Your instructions: Go through the following listing and count each line that contains the string "Bonus"; the answer is that number alone.

Provided data:
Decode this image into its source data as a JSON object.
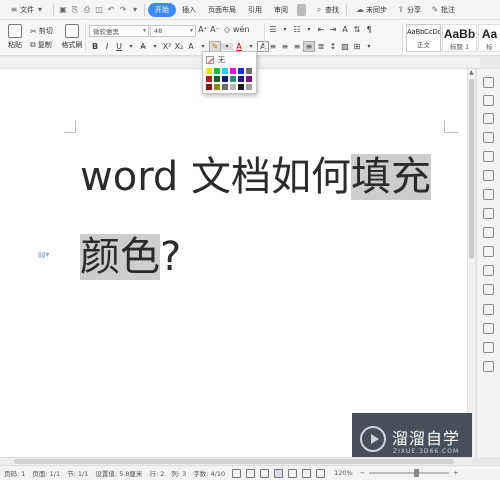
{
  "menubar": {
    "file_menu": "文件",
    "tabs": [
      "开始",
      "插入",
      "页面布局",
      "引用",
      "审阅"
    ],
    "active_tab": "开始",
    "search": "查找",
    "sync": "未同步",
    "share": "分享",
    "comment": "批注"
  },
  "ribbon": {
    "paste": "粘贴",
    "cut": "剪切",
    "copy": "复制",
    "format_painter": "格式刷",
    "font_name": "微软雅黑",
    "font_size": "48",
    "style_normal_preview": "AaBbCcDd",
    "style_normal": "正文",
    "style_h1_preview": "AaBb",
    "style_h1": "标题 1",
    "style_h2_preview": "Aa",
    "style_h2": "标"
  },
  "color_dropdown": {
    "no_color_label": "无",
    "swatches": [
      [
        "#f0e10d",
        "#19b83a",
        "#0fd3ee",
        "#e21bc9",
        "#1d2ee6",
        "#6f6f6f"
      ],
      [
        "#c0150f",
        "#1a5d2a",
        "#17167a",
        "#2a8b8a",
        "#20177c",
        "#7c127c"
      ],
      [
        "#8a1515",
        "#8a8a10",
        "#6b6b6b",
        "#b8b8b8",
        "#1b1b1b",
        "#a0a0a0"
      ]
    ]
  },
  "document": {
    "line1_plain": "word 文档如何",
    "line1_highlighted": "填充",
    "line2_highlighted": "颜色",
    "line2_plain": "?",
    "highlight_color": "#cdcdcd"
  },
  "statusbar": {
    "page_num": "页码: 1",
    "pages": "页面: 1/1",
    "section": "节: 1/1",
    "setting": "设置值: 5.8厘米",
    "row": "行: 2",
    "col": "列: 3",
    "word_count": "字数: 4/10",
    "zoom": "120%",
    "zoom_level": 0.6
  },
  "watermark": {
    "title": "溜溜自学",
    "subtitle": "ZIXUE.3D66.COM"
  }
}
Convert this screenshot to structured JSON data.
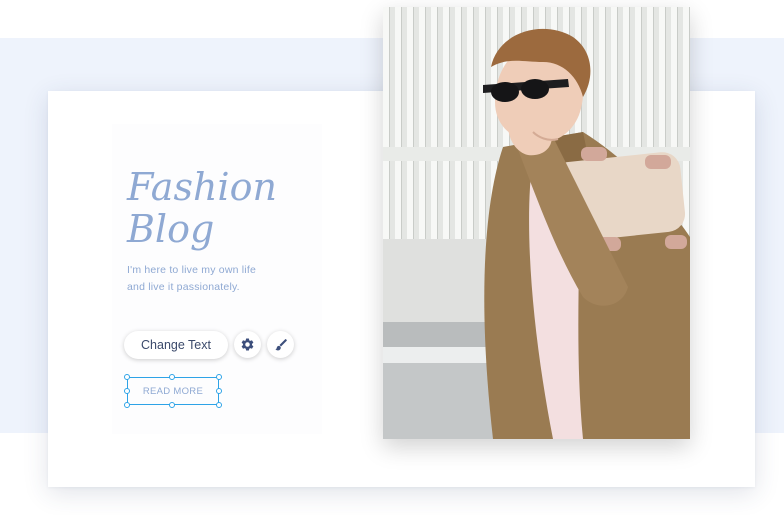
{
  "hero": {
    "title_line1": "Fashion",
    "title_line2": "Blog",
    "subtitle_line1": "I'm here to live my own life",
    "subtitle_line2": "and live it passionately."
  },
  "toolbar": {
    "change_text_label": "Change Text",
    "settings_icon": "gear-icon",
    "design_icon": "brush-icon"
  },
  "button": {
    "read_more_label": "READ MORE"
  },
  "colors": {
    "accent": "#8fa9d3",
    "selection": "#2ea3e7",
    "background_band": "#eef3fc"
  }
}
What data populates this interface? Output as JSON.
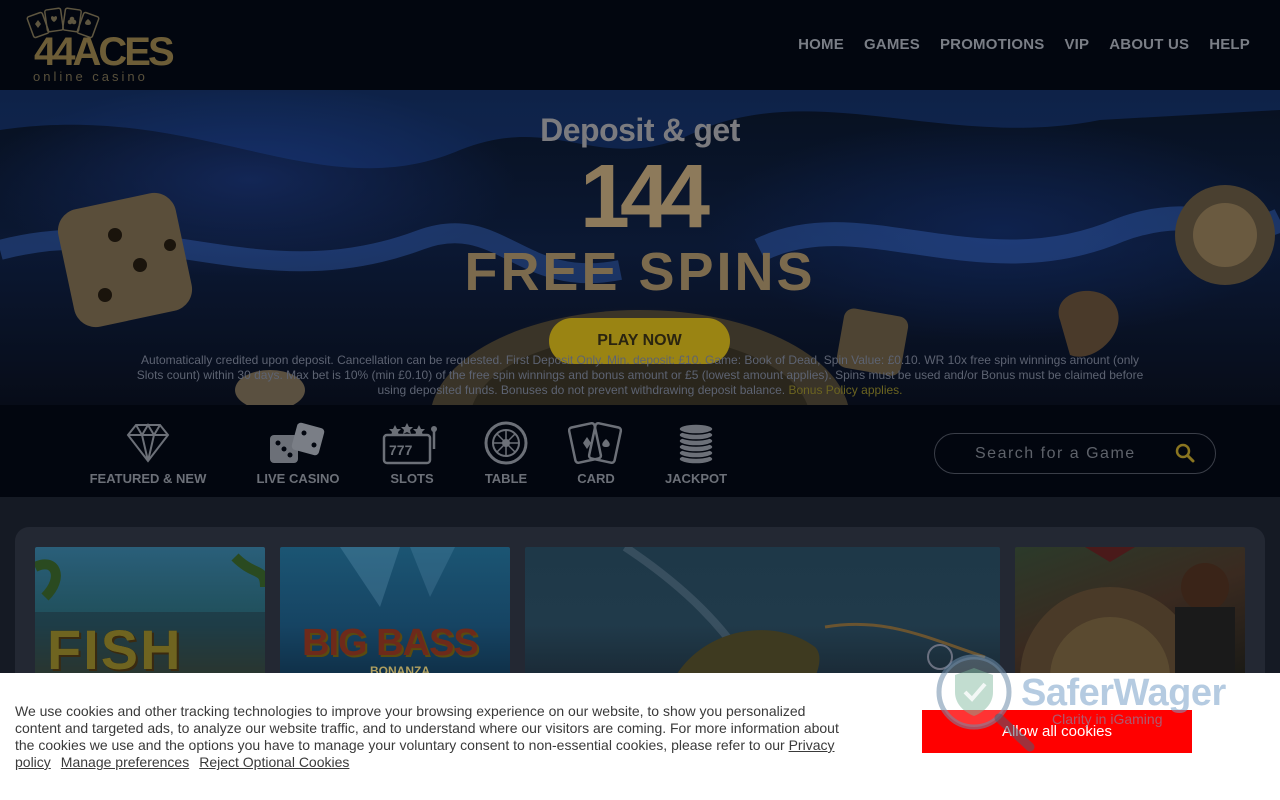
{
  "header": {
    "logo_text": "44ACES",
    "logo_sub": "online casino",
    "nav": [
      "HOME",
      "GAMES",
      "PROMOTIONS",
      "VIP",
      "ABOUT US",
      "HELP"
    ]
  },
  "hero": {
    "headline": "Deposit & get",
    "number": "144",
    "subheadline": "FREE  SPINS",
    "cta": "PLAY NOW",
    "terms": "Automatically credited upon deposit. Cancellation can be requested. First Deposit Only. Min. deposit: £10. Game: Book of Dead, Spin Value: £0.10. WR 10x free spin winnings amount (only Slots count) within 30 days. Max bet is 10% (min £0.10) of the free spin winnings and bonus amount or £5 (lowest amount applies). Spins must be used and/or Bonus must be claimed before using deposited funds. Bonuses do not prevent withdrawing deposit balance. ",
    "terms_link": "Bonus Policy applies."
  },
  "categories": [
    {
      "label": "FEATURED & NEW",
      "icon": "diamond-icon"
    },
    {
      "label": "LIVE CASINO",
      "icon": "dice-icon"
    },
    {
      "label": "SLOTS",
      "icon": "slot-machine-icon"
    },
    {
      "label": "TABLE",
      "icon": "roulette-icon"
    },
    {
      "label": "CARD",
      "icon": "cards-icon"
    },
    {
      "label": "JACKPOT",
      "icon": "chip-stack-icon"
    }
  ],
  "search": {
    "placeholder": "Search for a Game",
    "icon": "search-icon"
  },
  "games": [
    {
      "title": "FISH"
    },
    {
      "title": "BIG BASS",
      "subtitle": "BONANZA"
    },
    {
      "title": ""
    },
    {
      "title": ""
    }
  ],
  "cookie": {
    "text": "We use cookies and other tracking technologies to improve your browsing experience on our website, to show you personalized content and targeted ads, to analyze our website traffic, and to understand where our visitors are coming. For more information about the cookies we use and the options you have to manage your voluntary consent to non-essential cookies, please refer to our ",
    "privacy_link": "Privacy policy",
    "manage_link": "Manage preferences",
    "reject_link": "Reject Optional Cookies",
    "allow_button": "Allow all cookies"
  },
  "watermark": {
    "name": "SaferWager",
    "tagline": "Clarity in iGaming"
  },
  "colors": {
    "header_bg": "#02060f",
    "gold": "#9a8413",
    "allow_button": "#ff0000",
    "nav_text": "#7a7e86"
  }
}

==

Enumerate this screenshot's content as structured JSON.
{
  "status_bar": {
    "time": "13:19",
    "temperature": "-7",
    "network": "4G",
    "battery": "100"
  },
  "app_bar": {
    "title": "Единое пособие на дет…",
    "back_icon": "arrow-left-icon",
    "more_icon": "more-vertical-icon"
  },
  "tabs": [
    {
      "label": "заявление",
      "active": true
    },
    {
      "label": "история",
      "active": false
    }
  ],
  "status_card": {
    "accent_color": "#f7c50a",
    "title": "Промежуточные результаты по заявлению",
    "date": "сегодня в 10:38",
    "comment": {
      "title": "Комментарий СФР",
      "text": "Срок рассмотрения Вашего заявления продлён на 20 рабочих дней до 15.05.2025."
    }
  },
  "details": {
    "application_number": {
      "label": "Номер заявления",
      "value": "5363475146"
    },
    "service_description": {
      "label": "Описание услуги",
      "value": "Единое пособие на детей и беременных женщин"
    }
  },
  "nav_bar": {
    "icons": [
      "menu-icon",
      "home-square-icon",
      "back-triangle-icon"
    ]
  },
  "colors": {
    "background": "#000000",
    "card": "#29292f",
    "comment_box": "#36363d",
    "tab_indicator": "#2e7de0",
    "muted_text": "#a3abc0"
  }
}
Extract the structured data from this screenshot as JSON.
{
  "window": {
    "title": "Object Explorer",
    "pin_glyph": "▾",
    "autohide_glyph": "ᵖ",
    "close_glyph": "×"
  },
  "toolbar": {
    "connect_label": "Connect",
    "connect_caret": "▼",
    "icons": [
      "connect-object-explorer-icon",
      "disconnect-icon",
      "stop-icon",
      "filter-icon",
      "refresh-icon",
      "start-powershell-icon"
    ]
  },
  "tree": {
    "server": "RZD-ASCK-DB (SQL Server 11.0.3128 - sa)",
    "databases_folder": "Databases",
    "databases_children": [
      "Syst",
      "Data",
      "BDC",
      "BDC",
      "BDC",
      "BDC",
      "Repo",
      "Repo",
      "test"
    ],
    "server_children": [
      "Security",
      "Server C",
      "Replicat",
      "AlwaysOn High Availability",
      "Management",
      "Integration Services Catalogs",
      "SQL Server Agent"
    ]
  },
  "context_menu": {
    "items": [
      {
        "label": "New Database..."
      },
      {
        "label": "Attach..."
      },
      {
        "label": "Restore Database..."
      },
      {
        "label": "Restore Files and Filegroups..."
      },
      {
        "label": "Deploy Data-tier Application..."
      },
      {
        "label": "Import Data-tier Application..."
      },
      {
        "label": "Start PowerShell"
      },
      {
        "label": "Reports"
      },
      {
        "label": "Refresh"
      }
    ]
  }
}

Exercise answer: 2